|Title||The paradoxes of the theory of imprévision in the new French law of contract: a judicial deterrent?|
As part of the reform of the law of contracts,the theory of imprévision is now enshrined in Article 1195 CC of the French Civil Code. The novelty of this article lies essentially in the new judicial power of review. As this paper shows, Article 1195 CC raises three paradoxes:the first one in the nature of the article itself as a default rule that encourages a voluntary ex-ante contractual solution over a judicial solution through careful pre-emptive drafting;the second at the renegotiation phase as the affected party has the right to request renegotiation whereas the other contracting party the right to refuse to renegotiate; and the third in the new judicial powers that play as a deterrent and favour an ex-post contractual solution through renegotiation.
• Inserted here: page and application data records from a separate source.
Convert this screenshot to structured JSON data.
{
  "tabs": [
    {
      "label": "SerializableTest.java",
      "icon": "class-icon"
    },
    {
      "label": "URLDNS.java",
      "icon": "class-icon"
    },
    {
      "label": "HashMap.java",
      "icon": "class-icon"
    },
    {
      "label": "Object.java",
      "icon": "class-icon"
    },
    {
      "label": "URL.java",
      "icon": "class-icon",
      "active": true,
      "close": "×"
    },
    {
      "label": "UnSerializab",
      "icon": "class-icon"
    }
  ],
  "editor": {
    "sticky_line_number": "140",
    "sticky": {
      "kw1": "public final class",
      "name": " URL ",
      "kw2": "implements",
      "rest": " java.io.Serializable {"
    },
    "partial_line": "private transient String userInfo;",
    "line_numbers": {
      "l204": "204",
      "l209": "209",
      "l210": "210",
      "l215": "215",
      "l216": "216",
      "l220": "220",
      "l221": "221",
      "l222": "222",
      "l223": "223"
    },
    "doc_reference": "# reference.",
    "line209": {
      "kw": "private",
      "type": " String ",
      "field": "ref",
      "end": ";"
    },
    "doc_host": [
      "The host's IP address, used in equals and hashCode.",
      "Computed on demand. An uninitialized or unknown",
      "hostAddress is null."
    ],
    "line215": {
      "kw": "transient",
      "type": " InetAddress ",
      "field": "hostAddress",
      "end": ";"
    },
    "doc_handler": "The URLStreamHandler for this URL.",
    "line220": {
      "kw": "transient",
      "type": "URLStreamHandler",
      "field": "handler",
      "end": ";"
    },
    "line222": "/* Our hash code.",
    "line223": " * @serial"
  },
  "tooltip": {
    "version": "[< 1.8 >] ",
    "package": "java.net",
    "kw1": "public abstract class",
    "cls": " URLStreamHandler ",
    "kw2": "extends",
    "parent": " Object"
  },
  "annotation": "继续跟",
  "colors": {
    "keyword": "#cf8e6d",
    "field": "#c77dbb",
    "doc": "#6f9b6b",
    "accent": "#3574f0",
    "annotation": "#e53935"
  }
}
Overall, this article demonstrates a clear bias for a private contractual and negotiated solution (over a judicial one). Small and medium sized businesses are likely to avail themselves of the new framework to redefine their contractual relationship. By contrast, larger commercial enterprises are further incentivised to enhance their self-reliance by boosting forward-looking contractual and expert determination provisions dealing with changed circumstances. The fear of a snowball effect with the provision generating a a more interventionist judicial attitude appears therefore exaggerated.
|Keywords||Theory of imprévision, hardship, French Civil code, judicial power of review|
|Journal citation||(Issue 112), pp. 10-17|
|Publisher||Society for Advanced Legal Studies|
|Web address (URL)||https://ials.sas.ac.uk/digital/ials-open-access-journals/amicus-curiae/amicus-curiae-2017/amicus-curiae-issue-112-winter|
|Published||12 Apr 2019|